_What you will do_: Please report each line of the data below that contains "value".
Record extracts: Begin
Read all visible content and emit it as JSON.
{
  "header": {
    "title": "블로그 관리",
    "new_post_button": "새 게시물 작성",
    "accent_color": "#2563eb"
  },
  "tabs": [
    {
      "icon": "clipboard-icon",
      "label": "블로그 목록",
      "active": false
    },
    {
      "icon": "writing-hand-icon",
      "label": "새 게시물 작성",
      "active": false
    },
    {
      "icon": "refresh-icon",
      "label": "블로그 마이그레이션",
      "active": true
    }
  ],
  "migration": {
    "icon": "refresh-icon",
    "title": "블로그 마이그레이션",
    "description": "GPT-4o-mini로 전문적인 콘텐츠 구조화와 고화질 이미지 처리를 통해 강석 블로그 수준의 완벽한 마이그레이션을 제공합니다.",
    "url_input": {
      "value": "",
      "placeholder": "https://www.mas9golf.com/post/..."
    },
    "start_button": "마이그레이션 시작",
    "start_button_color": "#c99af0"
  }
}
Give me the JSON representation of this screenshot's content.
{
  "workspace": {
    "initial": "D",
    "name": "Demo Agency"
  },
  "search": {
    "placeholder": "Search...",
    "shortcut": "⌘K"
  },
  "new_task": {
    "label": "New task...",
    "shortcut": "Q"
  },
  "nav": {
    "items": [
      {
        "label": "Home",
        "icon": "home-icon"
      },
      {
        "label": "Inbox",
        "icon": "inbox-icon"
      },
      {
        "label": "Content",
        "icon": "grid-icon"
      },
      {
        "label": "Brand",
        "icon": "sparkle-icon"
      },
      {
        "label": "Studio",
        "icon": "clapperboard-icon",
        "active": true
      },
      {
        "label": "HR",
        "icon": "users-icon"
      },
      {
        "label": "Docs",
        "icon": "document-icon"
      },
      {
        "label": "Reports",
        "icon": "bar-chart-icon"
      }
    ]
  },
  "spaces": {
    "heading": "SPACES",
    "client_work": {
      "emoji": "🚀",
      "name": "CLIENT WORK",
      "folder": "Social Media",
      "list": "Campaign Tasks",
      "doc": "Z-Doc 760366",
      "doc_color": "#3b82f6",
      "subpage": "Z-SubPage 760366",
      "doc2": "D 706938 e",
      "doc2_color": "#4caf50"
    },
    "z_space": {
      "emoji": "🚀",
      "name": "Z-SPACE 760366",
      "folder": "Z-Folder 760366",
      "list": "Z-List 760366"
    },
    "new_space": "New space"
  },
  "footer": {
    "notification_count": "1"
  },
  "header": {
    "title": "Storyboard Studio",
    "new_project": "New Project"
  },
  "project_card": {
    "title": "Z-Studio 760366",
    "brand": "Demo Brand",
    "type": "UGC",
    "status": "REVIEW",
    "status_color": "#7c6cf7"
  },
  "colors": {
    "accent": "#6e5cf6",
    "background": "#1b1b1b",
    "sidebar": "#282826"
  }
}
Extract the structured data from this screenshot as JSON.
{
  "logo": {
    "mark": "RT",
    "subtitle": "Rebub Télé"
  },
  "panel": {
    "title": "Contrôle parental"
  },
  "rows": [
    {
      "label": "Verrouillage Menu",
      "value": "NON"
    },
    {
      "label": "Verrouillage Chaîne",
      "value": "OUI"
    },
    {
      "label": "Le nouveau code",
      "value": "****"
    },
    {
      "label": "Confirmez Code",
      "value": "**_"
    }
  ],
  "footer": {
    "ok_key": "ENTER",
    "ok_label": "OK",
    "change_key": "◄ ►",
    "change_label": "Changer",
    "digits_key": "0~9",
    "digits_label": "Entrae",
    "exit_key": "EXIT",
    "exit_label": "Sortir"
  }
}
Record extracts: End
_Expected answer_:
      "value": "",
      "value": "NON"
      "value": "OUI"
      "value": "****"
      "value": "**_"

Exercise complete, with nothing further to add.